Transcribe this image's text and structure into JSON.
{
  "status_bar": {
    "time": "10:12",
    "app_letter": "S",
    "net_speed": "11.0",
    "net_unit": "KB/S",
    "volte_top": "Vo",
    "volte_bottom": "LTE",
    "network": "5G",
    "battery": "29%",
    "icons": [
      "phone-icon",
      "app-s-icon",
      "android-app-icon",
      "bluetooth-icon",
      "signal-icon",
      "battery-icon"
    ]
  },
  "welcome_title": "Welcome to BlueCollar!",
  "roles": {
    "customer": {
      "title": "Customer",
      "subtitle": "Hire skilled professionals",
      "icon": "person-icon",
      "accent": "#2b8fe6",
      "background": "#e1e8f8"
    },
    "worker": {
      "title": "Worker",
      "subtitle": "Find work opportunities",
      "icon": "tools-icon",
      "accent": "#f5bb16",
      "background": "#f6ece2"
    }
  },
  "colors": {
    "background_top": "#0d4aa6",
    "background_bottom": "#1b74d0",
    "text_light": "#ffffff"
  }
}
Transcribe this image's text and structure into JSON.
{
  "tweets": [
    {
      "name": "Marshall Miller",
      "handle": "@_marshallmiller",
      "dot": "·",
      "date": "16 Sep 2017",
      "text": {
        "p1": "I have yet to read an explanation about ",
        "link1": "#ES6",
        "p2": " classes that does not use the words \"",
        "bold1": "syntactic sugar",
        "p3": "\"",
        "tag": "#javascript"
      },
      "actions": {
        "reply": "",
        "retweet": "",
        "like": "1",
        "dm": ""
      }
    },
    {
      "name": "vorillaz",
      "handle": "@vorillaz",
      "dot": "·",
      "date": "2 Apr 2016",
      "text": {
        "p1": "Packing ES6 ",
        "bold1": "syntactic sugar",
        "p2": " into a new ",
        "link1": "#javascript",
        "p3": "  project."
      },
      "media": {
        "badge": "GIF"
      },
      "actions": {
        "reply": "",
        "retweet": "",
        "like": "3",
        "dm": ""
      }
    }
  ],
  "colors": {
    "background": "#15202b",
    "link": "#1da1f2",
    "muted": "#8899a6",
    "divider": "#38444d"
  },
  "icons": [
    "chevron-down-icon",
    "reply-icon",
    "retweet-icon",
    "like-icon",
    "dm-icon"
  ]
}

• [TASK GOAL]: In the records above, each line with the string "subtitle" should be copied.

• [PROBLEM SOLUTION]:
      "subtitle": "Hire skilled professionals",
      "subtitle": "Find work opportunities",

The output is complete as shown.